Directions -> Your answer must be the data repeated exactly, with no pictures in it.

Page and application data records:
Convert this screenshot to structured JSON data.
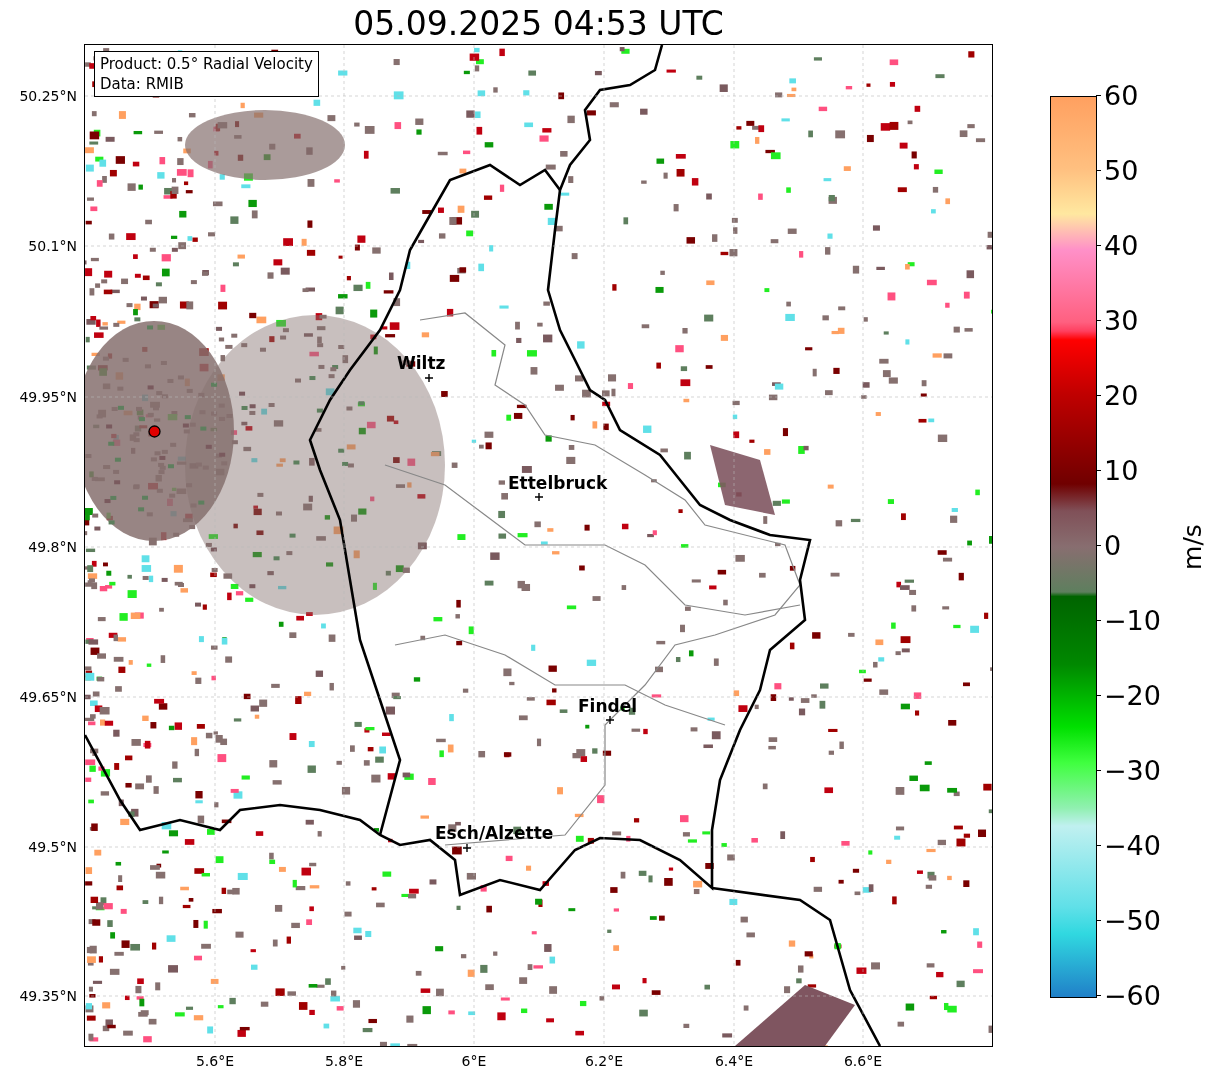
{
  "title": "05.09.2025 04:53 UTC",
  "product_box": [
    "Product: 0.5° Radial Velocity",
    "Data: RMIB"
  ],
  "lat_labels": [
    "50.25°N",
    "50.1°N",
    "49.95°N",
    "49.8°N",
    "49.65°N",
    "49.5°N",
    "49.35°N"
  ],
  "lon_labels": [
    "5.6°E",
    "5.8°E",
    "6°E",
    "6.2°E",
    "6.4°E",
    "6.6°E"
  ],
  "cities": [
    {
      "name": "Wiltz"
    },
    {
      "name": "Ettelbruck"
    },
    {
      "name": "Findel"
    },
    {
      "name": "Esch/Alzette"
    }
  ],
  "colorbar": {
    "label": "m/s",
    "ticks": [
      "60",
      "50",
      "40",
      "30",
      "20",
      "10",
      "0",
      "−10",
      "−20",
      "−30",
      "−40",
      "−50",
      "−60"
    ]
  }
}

Output for this exercise ->
Convert this screenshot to structured JSON data.
{
  "title": "05.09.2025 04:53 UTC",
  "product_box": [
    "Product: 0.5° Radial Velocity",
    "Data: RMIB"
  ],
  "lat_labels": [
    "50.25°N",
    "50.1°N",
    "49.95°N",
    "49.8°N",
    "49.65°N",
    "49.5°N",
    "49.35°N"
  ],
  "lon_labels": [
    "5.6°E",
    "5.8°E",
    "6°E",
    "6.2°E",
    "6.4°E",
    "6.6°E"
  ],
  "cities": [
    {
      "name": "Wiltz"
    },
    {
      "name": "Ettelbruck"
    },
    {
      "name": "Findel"
    },
    {
      "name": "Esch/Alzette"
    }
  ],
  "colorbar": {
    "label": "m/s",
    "ticks": [
      "60",
      "50",
      "40",
      "30",
      "20",
      "10",
      "0",
      "−10",
      "−20",
      "−30",
      "−40",
      "−50",
      "−60"
    ]
  }
}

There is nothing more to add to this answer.